Matthew 19:16–21, Matthew 21:28–32, Luke 13:22–30

What must I do to win? In many respects, that question is the underlying thought in all 3 of these Gospel stories. The admiration of the rich and leaders is no new thing. Often people look at others and wonder, how do I get where they are? Often this is confused with envy or greed, however, there is also the human desire to win. Over the years academics and sociologists, recognizing this, champion a change of language, especially in children’s sports, “everyone’s a winner!” What ended up happening, though, was this became an empty thing. What academics and sociologists may have recognized but didn’t communicate wasn’t that the “participation trophy” made the child a winner, it was the people around them, especially their family. A lot of the kids who play sports are not winners as far as a championship, but leadership, exercise, teamwork? That’s a different story.

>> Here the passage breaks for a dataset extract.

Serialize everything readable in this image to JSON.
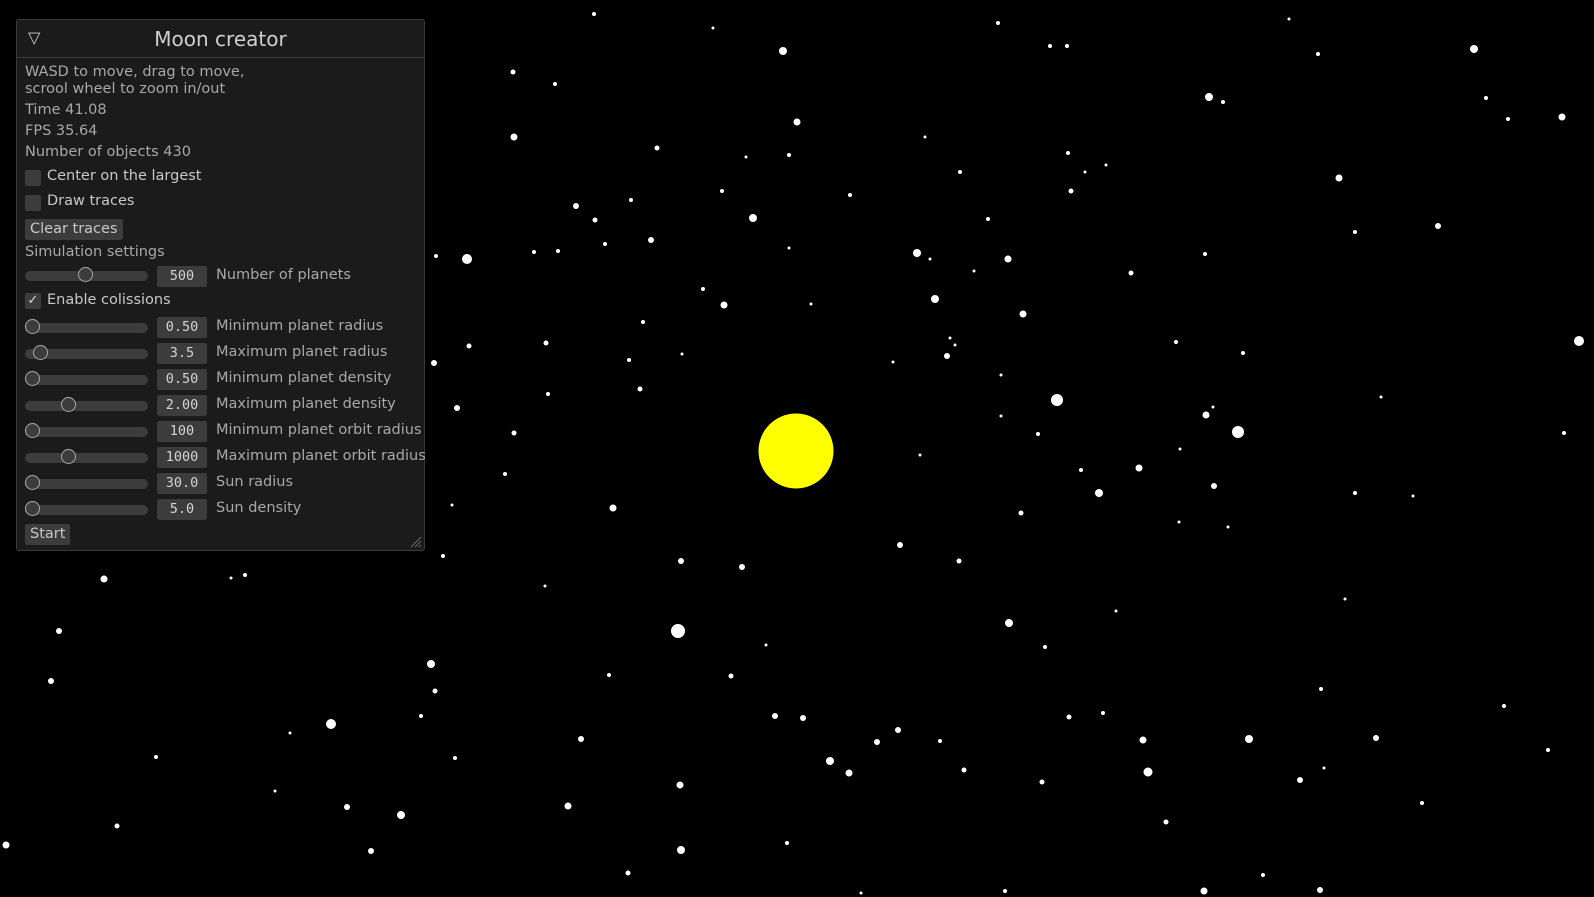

Think of an American football team. There are a number of teams who just are not good this year. Yet, most of the athletes get up and go to work, and come back to play the game, and they don’t dwell on the last game lost. They look at the game to come. No matter how bad the team may be, there is one rule in sports, never assume you’re going to win or lose. In some ways, athletes take the narrow road. For them, taking the narrow road is what matters.

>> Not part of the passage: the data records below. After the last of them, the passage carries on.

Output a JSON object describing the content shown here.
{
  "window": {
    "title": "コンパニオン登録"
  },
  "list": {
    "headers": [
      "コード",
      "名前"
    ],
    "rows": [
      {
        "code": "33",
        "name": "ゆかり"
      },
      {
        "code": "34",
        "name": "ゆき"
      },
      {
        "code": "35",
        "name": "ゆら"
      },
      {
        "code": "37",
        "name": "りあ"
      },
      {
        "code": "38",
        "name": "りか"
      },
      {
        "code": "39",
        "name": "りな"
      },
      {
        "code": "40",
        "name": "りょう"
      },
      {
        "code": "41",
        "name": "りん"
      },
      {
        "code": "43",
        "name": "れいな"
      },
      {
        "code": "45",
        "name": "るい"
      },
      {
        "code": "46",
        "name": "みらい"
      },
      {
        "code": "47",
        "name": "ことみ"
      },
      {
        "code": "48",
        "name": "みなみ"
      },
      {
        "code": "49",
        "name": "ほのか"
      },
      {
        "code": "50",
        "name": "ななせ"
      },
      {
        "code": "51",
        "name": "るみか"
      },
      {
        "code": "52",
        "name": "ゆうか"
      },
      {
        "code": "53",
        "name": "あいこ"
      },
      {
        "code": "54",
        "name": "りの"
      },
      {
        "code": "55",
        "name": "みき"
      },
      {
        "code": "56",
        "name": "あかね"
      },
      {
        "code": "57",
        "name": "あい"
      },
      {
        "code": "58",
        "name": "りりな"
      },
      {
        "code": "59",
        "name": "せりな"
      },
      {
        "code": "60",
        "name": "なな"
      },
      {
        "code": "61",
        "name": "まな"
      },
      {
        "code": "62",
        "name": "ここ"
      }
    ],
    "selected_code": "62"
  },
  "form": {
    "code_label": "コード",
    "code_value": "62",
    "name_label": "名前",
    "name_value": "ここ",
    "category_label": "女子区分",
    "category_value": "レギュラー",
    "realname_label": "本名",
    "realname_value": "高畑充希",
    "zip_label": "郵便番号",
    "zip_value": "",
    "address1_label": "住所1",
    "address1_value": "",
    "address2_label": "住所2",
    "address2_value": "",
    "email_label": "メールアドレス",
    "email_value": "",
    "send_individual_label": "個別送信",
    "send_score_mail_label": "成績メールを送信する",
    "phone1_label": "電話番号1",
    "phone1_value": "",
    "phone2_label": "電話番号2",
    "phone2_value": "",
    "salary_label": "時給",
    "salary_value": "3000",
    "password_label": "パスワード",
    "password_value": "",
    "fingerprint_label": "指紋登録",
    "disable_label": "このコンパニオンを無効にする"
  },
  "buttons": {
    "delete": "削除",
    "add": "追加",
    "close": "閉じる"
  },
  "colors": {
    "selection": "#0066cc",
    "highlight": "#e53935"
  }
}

In each of these stories, it is not just what do I have to do to win, it is also what is the least I have to do to win. That is certainly the point of the third story. Jesus’ response is more along the lines of, “you’re asking the wrong question. It’s not what I do; it’s who I love.” We cannot earn our way to salvation. Salvation was already won. Our response cannot be what must I do to earn it. Nor can our response be, what can I avoid doing in response to it.

1) What does it look like to win for you? How would you or another know you won?

2) If you had to earn your salvation, how far would you go? At what point would you think, it’s not worth it?

3) What does it look like to lose for you? How would you respond to losing?